unsigned shift left 32 bits | ||||||||||
pslldq xmm0, 4 |
; |
FFFF | FFFF | FFFF | FFFF | FFFF | FF00 | 0000 | 0000 |
We view the 128-bit register as four 32-bit lanes. split the shift into two steps. First, we fill Lane 0 with the value we ultimately want in Lane 1, then we patch up the damage we did to Lane 2, then we do a shift the 128-bit value left 32 places to slide the value into position and zero-fill Lane 0.
Note that a lot of the ranges of N overlap, so you often have a choice of solutions. There are other three-instruction solutions I didn't bother presenting here. The only one I couldn't find a three-instruction solution for was setting the top N bits where 64 < N < 80.
If you find a three-instruction solution for this last case, share it in the comments.
What have you been working on that this stuff is coming up? Or is it just a hobby?
He got tired of counting the ways he could arrange balls into boxes.
Ok so it's a bit funny that Mr. Go turned up again, but really, you know, it must be an alias for somebody here commonly. I suppose Raymond could figure it out but I don't think he cares any more than the elephant cares to smite any particular gnat.
You guys can poke fun all you want, but I find these posts fascinating. It's been a lot of fun looking up more information regarding this topic.
JamesNT
These calculations form the foundation for the transposition of algebraic first order polynomials on 2 dimensional N-planar geometry.
I believe I have a three-instruction solution which covers 7 of the 14 remaining cases.

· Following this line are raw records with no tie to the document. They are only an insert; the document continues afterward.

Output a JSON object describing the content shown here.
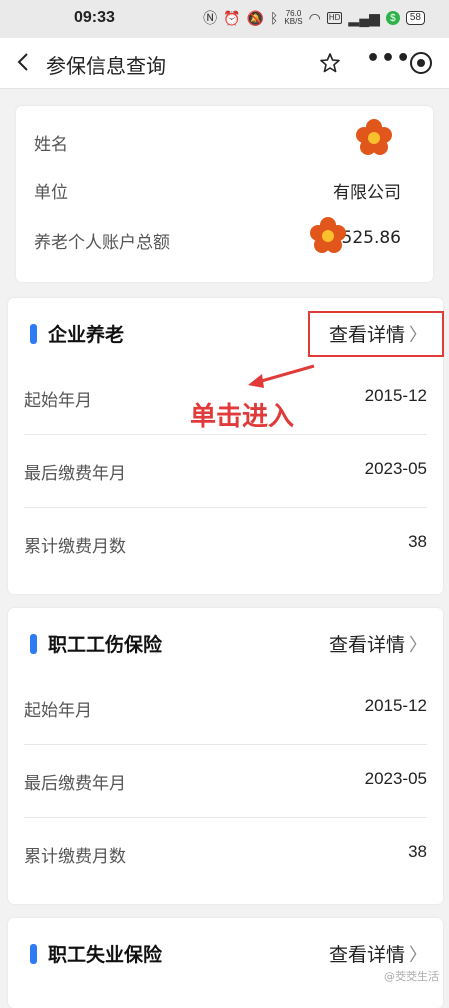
{
  "status_bar": {
    "time": "09:33",
    "net_speed": "76.0",
    "net_unit": "KB/S",
    "hd": "HD",
    "battery": "58"
  },
  "nav": {
    "title": "参保信息查询"
  },
  "info": {
    "name_label": "姓名",
    "unit_label": "单位",
    "unit_value": "有限公司",
    "pension_label": "养老个人账户总额",
    "pension_value": "525.86"
  },
  "cards": [
    {
      "title": "企业养老",
      "detail": "查看详情",
      "rows": [
        {
          "label": "起始年月",
          "value": "2015-12"
        },
        {
          "label": "最后缴费年月",
          "value": "2023-05"
        },
        {
          "label": "累计缴费月数",
          "value": "38"
        }
      ]
    },
    {
      "title": "职工工伤保险",
      "detail": "查看详情",
      "rows": [
        {
          "label": "起始年月",
          "value": "2015-12"
        },
        {
          "label": "最后缴费年月",
          "value": "2023-05"
        },
        {
          "label": "累计缴费月数",
          "value": "38"
        }
      ]
    },
    {
      "title": "职工失业保险",
      "detail": "查看详情"
    }
  ],
  "annotation": {
    "text": "单击进入",
    "color": "#e03a3a"
  },
  "watermark": "@茭茭生活",
  "colors": {
    "accent": "#2f7af5",
    "annotation": "#e03a3a"
  }
}
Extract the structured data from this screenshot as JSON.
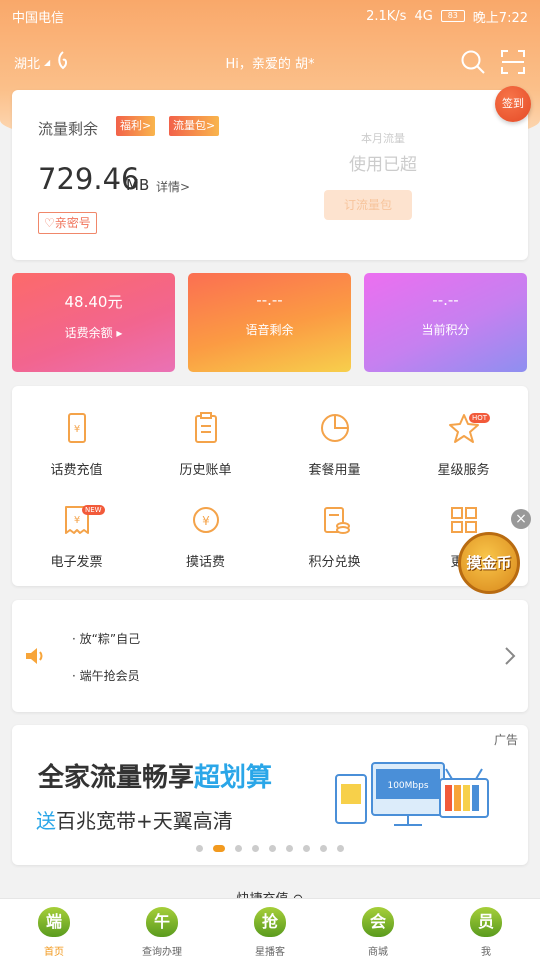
{
  "status_bar": {
    "carrier": "中国电信",
    "speed": "2.1K/s",
    "network": "4G",
    "battery": "83",
    "time": "晚上7:22"
  },
  "header": {
    "region": "湖北",
    "greeting": "Hi，亲爱的 胡*"
  },
  "flow": {
    "title": "流量剩余",
    "tag1": "福利>",
    "tag2": "流量包>",
    "amount": "729.46",
    "unit": "MB",
    "detail": "详情>",
    "secret": "亲密号",
    "month_label": "本月流量",
    "used_label": "使用已超",
    "order_button": "订流量包",
    "signin": "签到"
  },
  "stats": [
    {
      "value": "48.40元",
      "label": "话费余额 ▸"
    },
    {
      "value": "--.--",
      "label": "语音剩余"
    },
    {
      "value": "--.--",
      "label": "当前积分"
    }
  ],
  "services": [
    {
      "label": "话费充值",
      "icon": "phone-recharge-icon"
    },
    {
      "label": "历史账单",
      "icon": "bill-icon"
    },
    {
      "label": "套餐用量",
      "icon": "pie-icon"
    },
    {
      "label": "星级服务",
      "icon": "star-icon",
      "badge": "HOT"
    },
    {
      "label": "电子发票",
      "icon": "invoice-icon",
      "badge": "NEW"
    },
    {
      "label": "摸话费",
      "icon": "coin-icon"
    },
    {
      "label": "积分兑换",
      "icon": "points-icon"
    },
    {
      "label": "更多",
      "icon": "grid-icon"
    }
  ],
  "coin_widget": "摸金币",
  "notices": [
    "放“粽”自己",
    "端午抢会员"
  ],
  "ad": {
    "tag": "广告",
    "headline_a": "全家流量畅享",
    "headline_b": "超划算",
    "sub_a": "送",
    "sub_b": "百兆宽带+天翼高清",
    "monitor_text": "100Mbps",
    "slide_count": 9,
    "active_slide": 2
  },
  "more_link": "快捷充值",
  "tabs": [
    {
      "icon_char": "端",
      "label": "首页",
      "active": true
    },
    {
      "icon_char": "午",
      "label": "查询办理",
      "active": false
    },
    {
      "icon_char": "抢",
      "label": "星播客",
      "active": false
    },
    {
      "icon_char": "会",
      "label": "商城",
      "active": false
    },
    {
      "icon_char": "员",
      "label": "我",
      "active": false
    }
  ],
  "colors": {
    "accent": "#f29a1f",
    "header_top": "#f9a86a",
    "ad_highlight": "#2aa6e8"
  }
}
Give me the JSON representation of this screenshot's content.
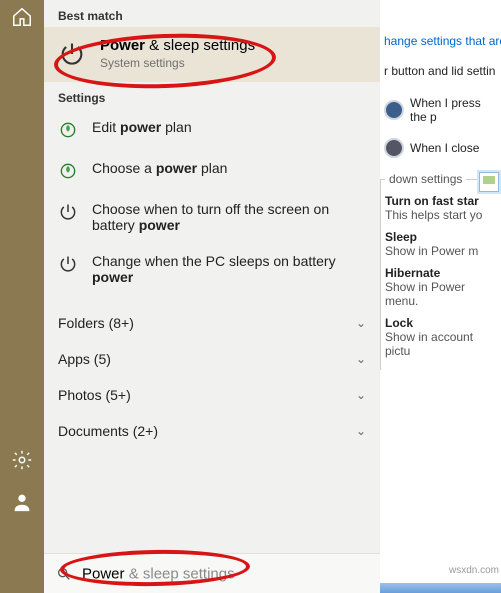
{
  "rail": {
    "home_icon": "home-icon",
    "settings_icon": "gear-icon",
    "user_icon": "user-icon"
  },
  "search": {
    "best_match_header": "Best match",
    "best_match": {
      "title_prefix": "Power",
      "title_suffix": " & sleep settings",
      "subtitle": "System settings"
    },
    "settings_header": "Settings",
    "settings_items": [
      {
        "html": "Edit <b>power</b> plan",
        "icon": "plan"
      },
      {
        "html": "Choose a <b>power</b> plan",
        "icon": "plan"
      },
      {
        "html": "Choose when to turn off the screen on battery <b>power</b>",
        "icon": "power"
      },
      {
        "html": "Change when the PC sleeps on battery <b>power</b>",
        "icon": "power"
      }
    ],
    "categories": [
      {
        "label": "Folders (8+)"
      },
      {
        "label": "Apps (5)"
      },
      {
        "label": "Photos (5+)"
      },
      {
        "label": "Documents (2+)"
      }
    ],
    "input_value": "Power",
    "input_hint": " & sleep settings"
  },
  "behind": {
    "link": "hange settings that are",
    "line2": "r button and lid settin",
    "row_press": "When I press the p",
    "row_close": "When I close",
    "legend": "down settings",
    "items": [
      {
        "h": "Turn on fast star",
        "s": "This helps start yo"
      },
      {
        "h": "Sleep",
        "s": "Show in Power m"
      },
      {
        "h": "Hibernate",
        "s": "Show in Power menu."
      },
      {
        "h": "Lock",
        "s": "Show in account pictu"
      }
    ]
  },
  "watermark": "wsxdn.com"
}
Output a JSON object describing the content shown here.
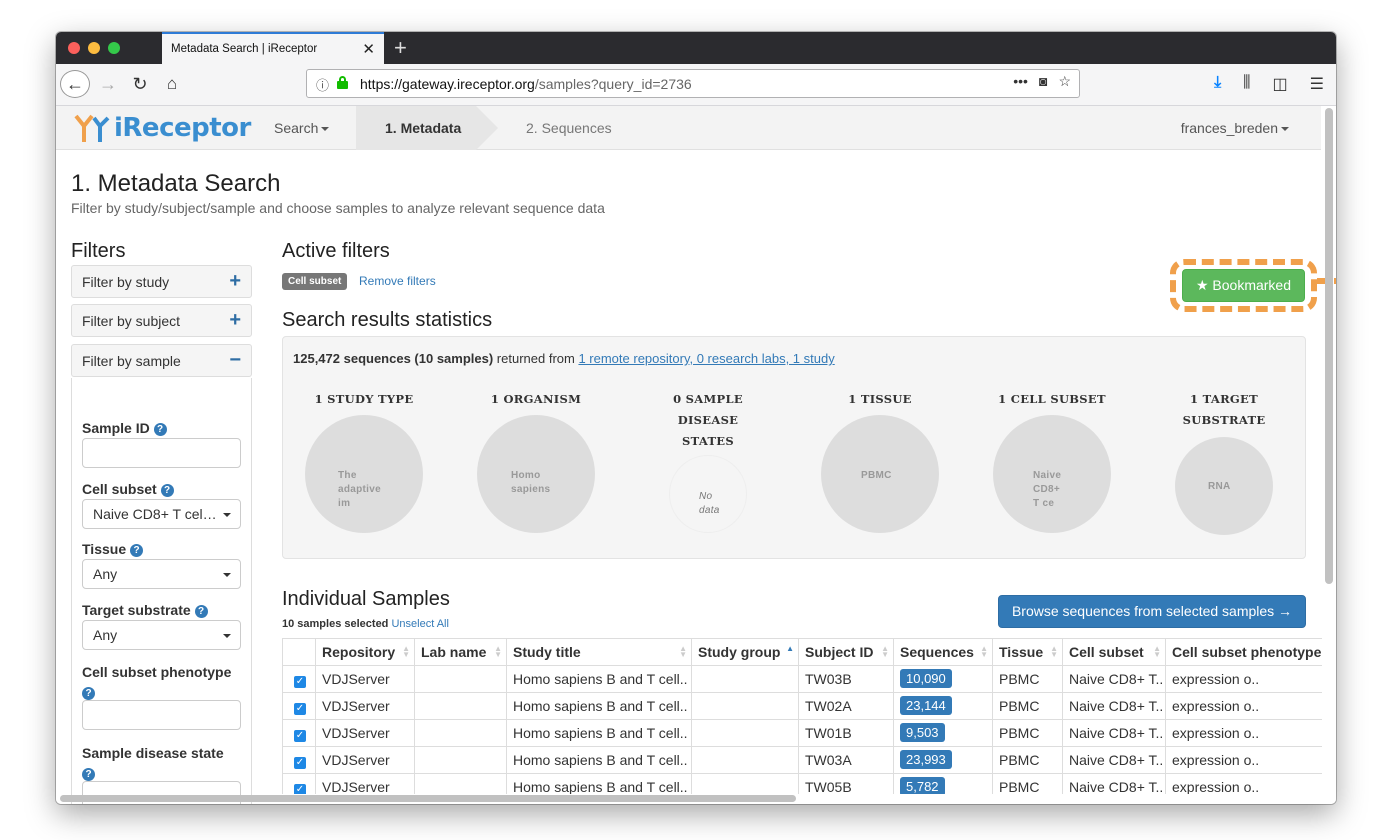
{
  "browser": {
    "tab_title": "Metadata Search | iReceptor",
    "url_host": "https://gateway.ireceptor.org",
    "url_path": "/samples?query_id=2736"
  },
  "app": {
    "logo_text": "iReceptor",
    "menu_search": "Search",
    "crumb_active": "1. Metadata",
    "crumb_next": "2. Sequences",
    "user": "frances_breden"
  },
  "page": {
    "title": "1. Metadata Search",
    "subtitle": "Filter by study/subject/sample and choose samples to analyze relevant sequence data"
  },
  "filters": {
    "heading": "Filters",
    "panels": [
      {
        "label": "Filter by study",
        "sign": "+"
      },
      {
        "label": "Filter by subject",
        "sign": "+"
      },
      {
        "label": "Filter by sample",
        "sign": "−"
      }
    ],
    "fields": {
      "sample_id": {
        "label": "Sample ID",
        "value": ""
      },
      "cell_subset": {
        "label": "Cell subset",
        "value": "Naive CD8+ T cel…"
      },
      "tissue": {
        "label": "Tissue",
        "value": "Any"
      },
      "target_substrate": {
        "label": "Target substrate",
        "value": "Any"
      },
      "cell_subset_phenotype": {
        "label": "Cell subset phenotype",
        "value": ""
      },
      "sample_disease_state": {
        "label": "Sample disease state",
        "value": ""
      }
    }
  },
  "active_filters": {
    "heading": "Active filters",
    "badge": "Cell subset",
    "remove_link": "Remove filters",
    "bookmark_label": "★ Bookmarked"
  },
  "stats": {
    "heading": "Search results statistics",
    "summary_bold": "125,472 sequences (10 samples)",
    "summary_mid": " returned from ",
    "summary_link": "1 remote repository, 0 research labs, 1 study",
    "columns": [
      {
        "title": "1 STUDY TYPE",
        "circle": "The\nadaptive\nim"
      },
      {
        "title": "1 ORGANISM",
        "circle": "Homo\nsapiens"
      },
      {
        "title": "0 SAMPLE DISEASE STATES",
        "circle": "No\ndata"
      },
      {
        "title": "1 TISSUE",
        "circle": "PBMC"
      },
      {
        "title": "1 CELL SUBSET",
        "circle": "Naive\nCD8+\nT ce"
      },
      {
        "title": "1 TARGET SUBSTRATE",
        "circle": "RNA"
      }
    ]
  },
  "samples": {
    "heading": "Individual Samples",
    "selected_count": "10 samples selected",
    "unselect": "Unselect All",
    "browse_button": "Browse sequences from selected samples →",
    "headers": [
      "Repository",
      "Lab name",
      "Study title",
      "Study group",
      "Subject ID",
      "Sequences",
      "Tissue",
      "Cell subset",
      "Cell subset phenotype"
    ],
    "rows": [
      {
        "repository": "VDJServer",
        "lab": "",
        "study": "Homo sapiens B and T cell..",
        "group": "",
        "subject": "TW03B",
        "sequences": "10,090",
        "tissue": "PBMC",
        "cell_subset": "Naive CD8+ T..",
        "phenotype": "expression o.."
      },
      {
        "repository": "VDJServer",
        "lab": "",
        "study": "Homo sapiens B and T cell..",
        "group": "",
        "subject": "TW02A",
        "sequences": "23,144",
        "tissue": "PBMC",
        "cell_subset": "Naive CD8+ T..",
        "phenotype": "expression o.."
      },
      {
        "repository": "VDJServer",
        "lab": "",
        "study": "Homo sapiens B and T cell..",
        "group": "",
        "subject": "TW01B",
        "sequences": "9,503",
        "tissue": "PBMC",
        "cell_subset": "Naive CD8+ T..",
        "phenotype": "expression o.."
      },
      {
        "repository": "VDJServer",
        "lab": "",
        "study": "Homo sapiens B and T cell..",
        "group": "",
        "subject": "TW03A",
        "sequences": "23,993",
        "tissue": "PBMC",
        "cell_subset": "Naive CD8+ T..",
        "phenotype": "expression o.."
      },
      {
        "repository": "VDJServer",
        "lab": "",
        "study": "Homo sapiens B and T cell..",
        "group": "",
        "subject": "TW05B",
        "sequences": "5,782",
        "tissue": "PBMC",
        "cell_subset": "Naive CD8+ T..",
        "phenotype": "expression o.."
      }
    ]
  },
  "colors": {
    "brand_blue": "#337ab7",
    "success_green": "#5cb85c",
    "highlight_orange": "#f0a04b"
  }
}
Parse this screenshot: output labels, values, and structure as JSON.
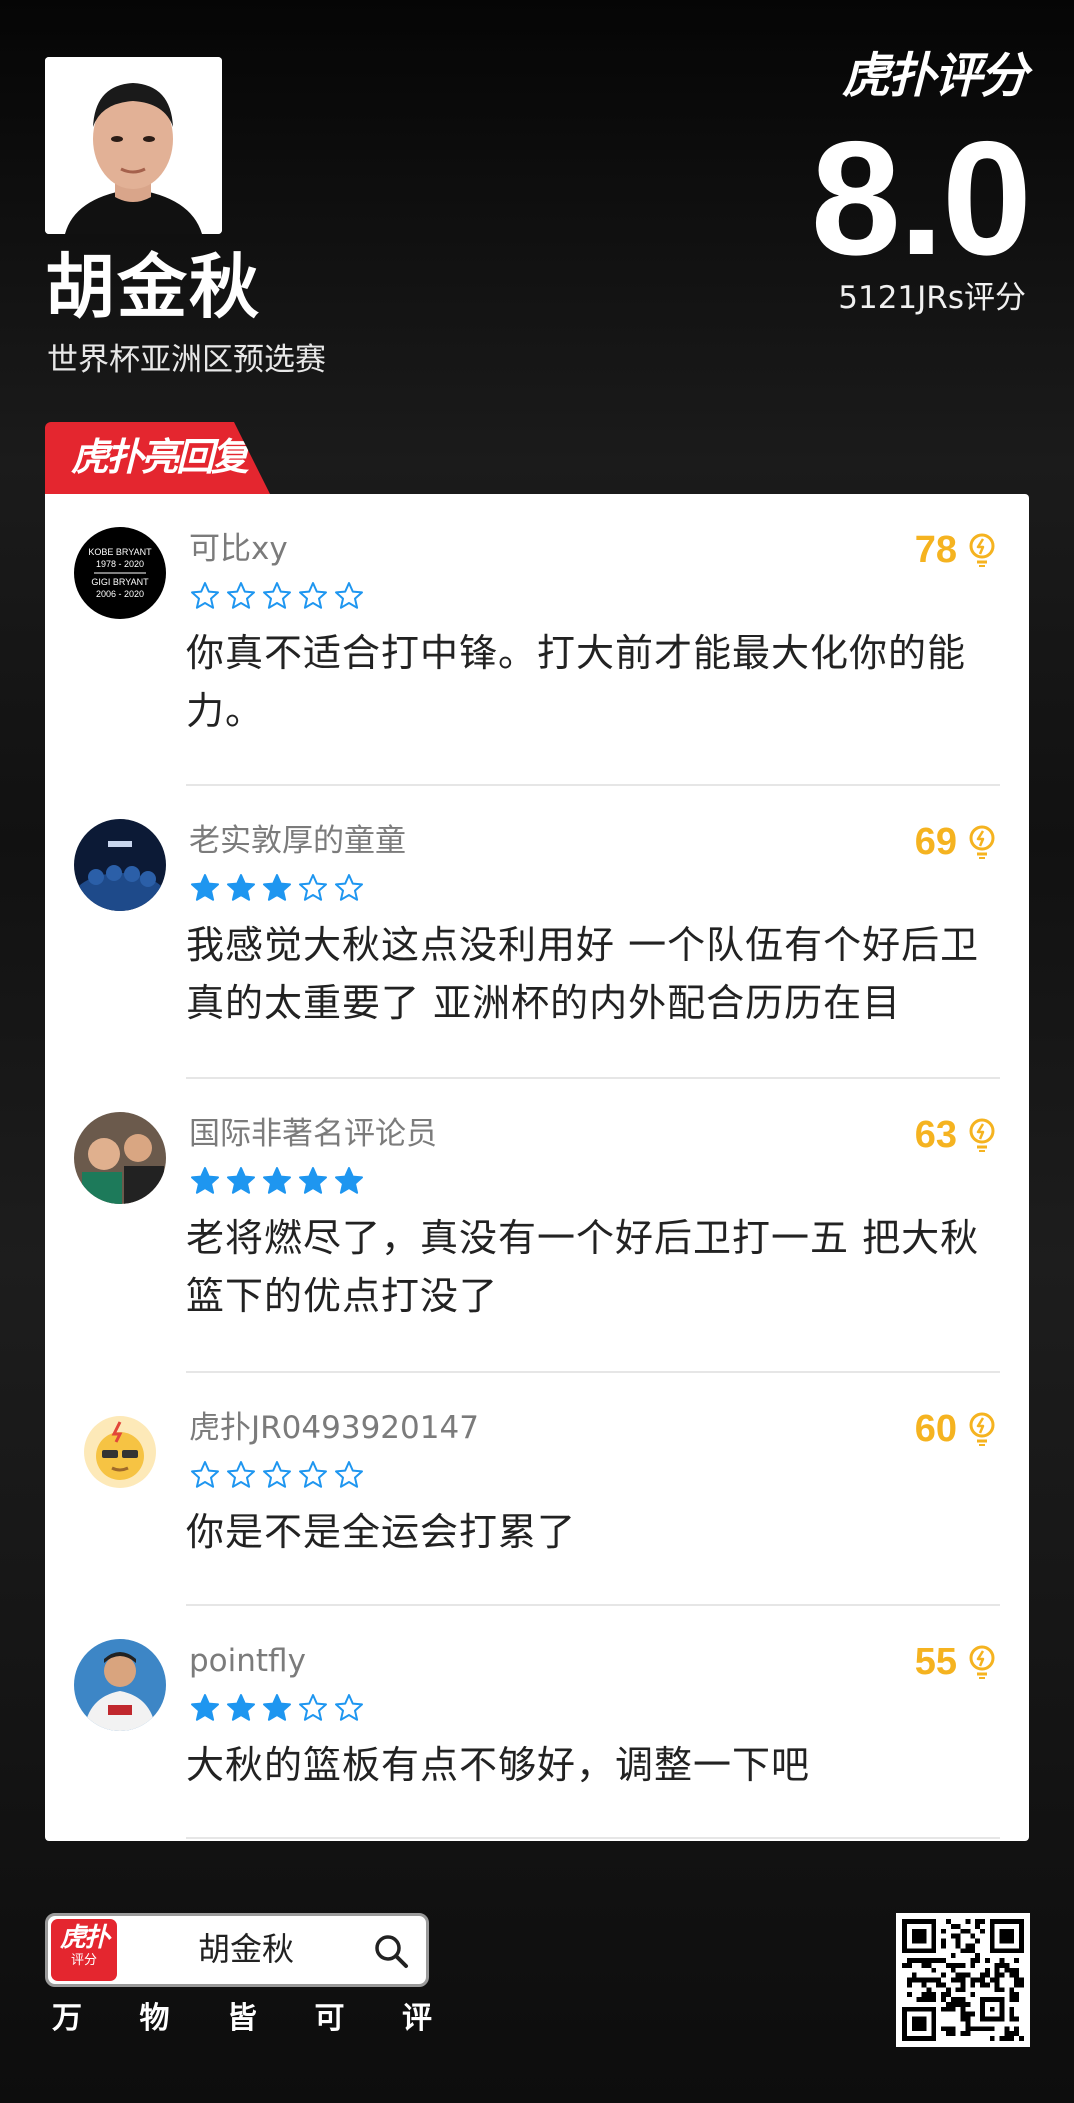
{
  "player": {
    "name": "胡金秋",
    "event": "世界杯亚洲区预选赛"
  },
  "rating": {
    "brand": "虎扑评分",
    "score": "8.0",
    "count_label": "5121JRs评分"
  },
  "section": {
    "title": "虎扑亮回复"
  },
  "colors": {
    "accent": "#e4262f",
    "star": "#1e96f0",
    "likes": "#f5b320"
  },
  "comments": [
    {
      "user": "可比xy",
      "stars": 0,
      "likes": "78",
      "text": "你真不适合打中锋。打大前才能最大化你的能力。",
      "avatar_text": [
        "KOBE BRYANT",
        "1978 - 2020",
        "GIGI BRYANT",
        "2006 - 2020"
      ]
    },
    {
      "user": "老实敦厚的童童",
      "stars": 3,
      "likes": "69",
      "text": "我感觉大秋这点没利用好 一个队伍有个好后卫真的太重要了 亚洲杯的内外配合历历在目"
    },
    {
      "user": "国际非著名评论员",
      "stars": 5,
      "likes": "63",
      "text": "老将燃尽了，真没有一个好后卫打一五 把大秋篮下的优点打没了"
    },
    {
      "user": "虎扑JR0493920147",
      "stars": 0,
      "likes": "60",
      "text": "你是不是全运会打累了"
    },
    {
      "user": "pointfly",
      "stars": 3,
      "likes": "55",
      "text": "大秋的篮板有点不够好，调整一下吧"
    }
  ],
  "search": {
    "logo_main": "虎扑",
    "logo_sub": "评分",
    "query": "胡金秋"
  },
  "slogan": [
    "万",
    "物",
    "皆",
    "可",
    "评"
  ]
}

; set the top N bits, where 72 <= N <= 96
pcmdeqd xmm0, xmm0
pslldq xmm0, 7
psrad xmm0, N-72
The trick here is to shift further than we need to, then use a signed shift to get some of the ones back.
E.g. N=77:
FFFF FFFF|FFFF FFFF|FFFF FFFF|FFFF FFFF
Unsigned shift left 56 bits
FFFF FFFF|FFFF FFFF|FF00 0000|0000 0000
Signed shift right each doubleword N-72 bits
FFFF FFFF|FFFF FFFF|FFF8 0000|0000 0000
Unfortunately, we can't do the left-shift by any more than 56 bits without clearing the bottom half completely, so we still can't do 64 < N < 72.
To set the top 72<N<128 bits to 1:
pcmpeqd xmm0, xmm0
pslldq xmm0, 7
psrad xmm0, N – 72
That still leaves 64<N<72 though.
I was going to suggest using the AMD-exclusive SSE4a instructions 'extraq' and 'insertq' somehow, but I forgot that they only operate on the lower 64 bits and leave the upper half undefined.
a gr8 feature m8 im going have to rate ya 8/8
I must have had the page open for quite a while before submitting my comment, which explains how Smithers was able to submit his comment without me noticing. I'll just put it down to "Great minds think alike."